**Problem statement**
Write the records out once more, so that nothing differs from the original.

···

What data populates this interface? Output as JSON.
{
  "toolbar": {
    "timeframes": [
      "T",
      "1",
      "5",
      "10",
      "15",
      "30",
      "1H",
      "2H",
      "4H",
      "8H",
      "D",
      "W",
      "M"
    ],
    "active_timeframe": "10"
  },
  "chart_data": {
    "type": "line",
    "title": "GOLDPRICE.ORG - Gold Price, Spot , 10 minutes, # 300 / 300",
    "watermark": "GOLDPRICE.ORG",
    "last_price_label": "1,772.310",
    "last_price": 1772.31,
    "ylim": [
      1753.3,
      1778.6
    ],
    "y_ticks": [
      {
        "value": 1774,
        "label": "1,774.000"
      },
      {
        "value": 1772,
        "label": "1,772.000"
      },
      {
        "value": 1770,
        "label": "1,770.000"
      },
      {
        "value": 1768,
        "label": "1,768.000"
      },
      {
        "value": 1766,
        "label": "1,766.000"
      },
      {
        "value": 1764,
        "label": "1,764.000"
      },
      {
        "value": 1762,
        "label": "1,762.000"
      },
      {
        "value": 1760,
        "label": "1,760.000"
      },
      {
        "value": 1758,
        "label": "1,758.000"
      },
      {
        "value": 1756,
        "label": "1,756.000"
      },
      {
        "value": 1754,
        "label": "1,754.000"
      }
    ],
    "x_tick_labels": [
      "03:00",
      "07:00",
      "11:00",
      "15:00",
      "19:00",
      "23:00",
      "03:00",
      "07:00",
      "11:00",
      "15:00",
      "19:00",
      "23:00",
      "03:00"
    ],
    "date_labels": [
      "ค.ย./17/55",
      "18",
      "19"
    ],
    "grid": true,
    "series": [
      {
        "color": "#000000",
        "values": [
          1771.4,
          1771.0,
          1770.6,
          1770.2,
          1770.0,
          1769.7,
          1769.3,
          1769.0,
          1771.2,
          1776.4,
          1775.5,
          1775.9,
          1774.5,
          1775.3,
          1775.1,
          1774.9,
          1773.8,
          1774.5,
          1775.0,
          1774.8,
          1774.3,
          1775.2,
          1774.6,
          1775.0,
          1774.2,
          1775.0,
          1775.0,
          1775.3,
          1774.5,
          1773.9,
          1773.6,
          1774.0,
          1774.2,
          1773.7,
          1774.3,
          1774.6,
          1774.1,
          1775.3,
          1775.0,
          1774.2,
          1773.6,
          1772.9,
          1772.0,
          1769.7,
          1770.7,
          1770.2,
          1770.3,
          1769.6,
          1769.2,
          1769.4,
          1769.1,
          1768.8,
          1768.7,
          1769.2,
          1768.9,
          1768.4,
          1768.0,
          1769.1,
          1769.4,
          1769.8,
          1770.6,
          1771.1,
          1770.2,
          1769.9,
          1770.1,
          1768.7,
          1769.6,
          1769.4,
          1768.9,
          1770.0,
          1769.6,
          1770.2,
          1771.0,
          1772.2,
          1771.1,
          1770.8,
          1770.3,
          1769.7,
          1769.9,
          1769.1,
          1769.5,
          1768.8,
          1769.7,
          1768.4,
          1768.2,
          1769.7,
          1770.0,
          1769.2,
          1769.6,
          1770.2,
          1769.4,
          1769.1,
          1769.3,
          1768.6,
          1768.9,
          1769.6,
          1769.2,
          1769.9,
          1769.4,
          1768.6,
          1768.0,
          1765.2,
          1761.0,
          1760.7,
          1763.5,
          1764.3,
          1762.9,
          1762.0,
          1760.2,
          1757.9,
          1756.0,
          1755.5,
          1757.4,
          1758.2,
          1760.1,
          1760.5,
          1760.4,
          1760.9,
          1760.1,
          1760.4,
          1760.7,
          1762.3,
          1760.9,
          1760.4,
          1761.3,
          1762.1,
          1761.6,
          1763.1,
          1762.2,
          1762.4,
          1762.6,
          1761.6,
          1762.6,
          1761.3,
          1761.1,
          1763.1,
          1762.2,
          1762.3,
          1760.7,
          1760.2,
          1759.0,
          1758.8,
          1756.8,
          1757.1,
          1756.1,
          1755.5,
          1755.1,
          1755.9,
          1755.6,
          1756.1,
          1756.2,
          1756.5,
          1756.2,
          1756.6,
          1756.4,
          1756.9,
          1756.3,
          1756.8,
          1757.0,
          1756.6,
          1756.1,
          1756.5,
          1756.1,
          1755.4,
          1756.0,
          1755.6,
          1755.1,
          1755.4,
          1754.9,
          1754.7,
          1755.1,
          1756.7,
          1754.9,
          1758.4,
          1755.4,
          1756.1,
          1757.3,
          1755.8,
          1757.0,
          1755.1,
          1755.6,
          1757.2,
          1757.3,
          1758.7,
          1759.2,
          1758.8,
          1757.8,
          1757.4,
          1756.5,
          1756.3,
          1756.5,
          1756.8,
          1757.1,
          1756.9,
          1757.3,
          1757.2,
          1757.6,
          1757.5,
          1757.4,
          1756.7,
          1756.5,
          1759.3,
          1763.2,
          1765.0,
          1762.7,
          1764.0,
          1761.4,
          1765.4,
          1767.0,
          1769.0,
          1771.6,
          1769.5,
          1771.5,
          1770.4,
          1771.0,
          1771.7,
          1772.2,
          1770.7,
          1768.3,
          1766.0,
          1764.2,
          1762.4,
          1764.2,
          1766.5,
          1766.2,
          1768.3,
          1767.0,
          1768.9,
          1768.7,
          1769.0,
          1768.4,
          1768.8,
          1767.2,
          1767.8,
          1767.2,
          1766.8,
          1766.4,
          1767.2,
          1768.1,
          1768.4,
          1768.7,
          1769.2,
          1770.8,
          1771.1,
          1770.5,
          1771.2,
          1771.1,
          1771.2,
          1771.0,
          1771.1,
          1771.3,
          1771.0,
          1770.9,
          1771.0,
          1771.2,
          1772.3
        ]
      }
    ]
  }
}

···

**Answer space**
What data populates this interface? Output as JSON.
{
  "toolbar": {
    "timeframes": [
      "T",
      "1",
      "5",
      "10",
      "15",
      "30",
      "1H",
      "2H",
      "4H",
      "8H",
      "D",
      "W",
      "M"
    ],
    "active_timeframe": "10"
  },
  "chart_data": {
    "type": "line",
    "title": "GOLDPRICE.ORG - Gold Price, Spot , 10 minutes, # 300 / 300",
    "watermark": "GOLDPRICE.ORG",
    "last_price_label": "1,772.310",
    "last_price": 1772.31,
    "ylim": [
      1753.3,
      1778.6
    ],
    "y_ticks": [
      {
        "value": 1774,
        "label": "1,774.000"
      },
      {
        "value": 1772,
        "label": "1,772.000"
      },
      {
        "value": 1770,
        "label": "1,770.000"
      },
      {
        "value": 1768,
        "label": "1,768.000"
      },
      {
        "value": 1766,
        "label": "1,766.000"
      },
      {
        "value": 1764,
        "label": "1,764.000"
      },
      {
        "value": 1762,
        "label": "1,762.000"
      },
      {
        "value": 1760,
        "label": "1,760.000"
      },
      {
        "value": 1758,
        "label": "1,758.000"
      },
      {
        "value": 1756,
        "label": "1,756.000"
      },
      {
        "value": 1754,
        "label": "1,754.000"
      }
    ],
    "x_tick_labels": [
      "03:00",
      "07:00",
      "11:00",
      "15:00",
      "19:00",
      "23:00",
      "03:00",
      "07:00",
      "11:00",
      "15:00",
      "19:00",
      "23:00",
      "03:00"
    ],
    "date_labels": [
      "ค.ย./17/55",
      "18",
      "19"
    ],
    "grid": true,
    "series": [
      {
        "color": "#000000",
        "values": [
          1771.4,
          1771.0,
          1770.6,
          1770.2,
          1770.0,
          1769.7,
          1769.3,
          1769.0,
          1771.2,
          1776.4,
          1775.5,
          1775.9,
          1774.5,
          1775.3,
          1775.1,
          1774.9,
          1773.8,
          1774.5,
          1775.0,
          1774.8,
          1774.3,
          1775.2,
          1774.6,
          1775.0,
          1774.2,
          1775.0,
          1775.0,
          1775.3,
          1774.5,
          1773.9,
          1773.6,
          1774.0,
          1774.2,
          1773.7,
          1774.3,
          1774.6,
          1774.1,
          1775.3,
          1775.0,
          1774.2,
          1773.6,
          1772.9,
          1772.0,
          1769.7,
          1770.7,
          1770.2,
          1770.3,
          1769.6,
          1769.2,
          1769.4,
          1769.1,
          1768.8,
          1768.7,
          1769.2,
          1768.9,
          1768.4,
          1768.0,
          1769.1,
          1769.4,
          1769.8,
          1770.6,
          1771.1,
          1770.2,
          1769.9,
          1770.1,
          1768.7,
          1769.6,
          1769.4,
          1768.9,
          1770.0,
          1769.6,
          1770.2,
          1771.0,
          1772.2,
          1771.1,
          1770.8,
          1770.3,
          1769.7,
          1769.9,
          1769.1,
          1769.5,
          1768.8,
          1769.7,
          1768.4,
          1768.2,
          1769.7,
          1770.0,
          1769.2,
          1769.6,
          1770.2,
          1769.4,
          1769.1,
          1769.3,
          1768.6,
          1768.9,
          1769.6,
          1769.2,
          1769.9,
          1769.4,
          1768.6,
          1768.0,
          1765.2,
          1761.0,
          1760.7,
          1763.5,
          1764.3,
          1762.9,
          1762.0,
          1760.2,
          1757.9,
          1756.0,
          1755.5,
          1757.4,
          1758.2,
          1760.1,
          1760.5,
          1760.4,
          1760.9,
          1760.1,
          1760.4,
          1760.7,
          1762.3,
          1760.9,
          1760.4,
          1761.3,
          1762.1,
          1761.6,
          1763.1,
          1762.2,
          1762.4,
          1762.6,
          1761.6,
          1762.6,
          1761.3,
          1761.1,
          1763.1,
          1762.2,
          1762.3,
          1760.7,
          1760.2,
          1759.0,
          1758.8,
          1756.8,
          1757.1,
          1756.1,
          1755.5,
          1755.1,
          1755.9,
          1755.6,
          1756.1,
          1756.2,
          1756.5,
          1756.2,
          1756.6,
          1756.4,
          1756.9,
          1756.3,
          1756.8,
          1757.0,
          1756.6,
          1756.1,
          1756.5,
          1756.1,
          1755.4,
          1756.0,
          1755.6,
          1755.1,
          1755.4,
          1754.9,
          1754.7,
          1755.1,
          1756.7,
          1754.9,
          1758.4,
          1755.4,
          1756.1,
          1757.3,
          1755.8,
          1757.0,
          1755.1,
          1755.6,
          1757.2,
          1757.3,
          1758.7,
          1759.2,
          1758.8,
          1757.8,
          1757.4,
          1756.5,
          1756.3,
          1756.5,
          1756.8,
          1757.1,
          1756.9,
          1757.3,
          1757.2,
          1757.6,
          1757.5,
          1757.4,
          1756.7,
          1756.5,
          1759.3,
          1763.2,
          1765.0,
          1762.7,
          1764.0,
          1761.4,
          1765.4,
          1767.0,
          1769.0,
          1771.6,
          1769.5,
          1771.5,
          1770.4,
          1771.0,
          1771.7,
          1772.2,
          1770.7,
          1768.3,
          1766.0,
          1764.2,
          1762.4,
          1764.2,
          1766.5,
          1766.2,
          1768.3,
          1767.0,
          1768.9,
          1768.7,
          1769.0,
          1768.4,
          1768.8,
          1767.2,
          1767.8,
          1767.2,
          1766.8,
          1766.4,
          1767.2,
          1768.1,
          1768.4,
          1768.7,
          1769.2,
          1770.8,
          1771.1,
          1770.5,
          1771.2,
          1771.1,
          1771.2,
          1771.0,
          1771.1,
          1771.3,
          1771.0,
          1770.9,
          1771.0,
          1771.2,
          1772.3
        ]
      }
    ]
  }
}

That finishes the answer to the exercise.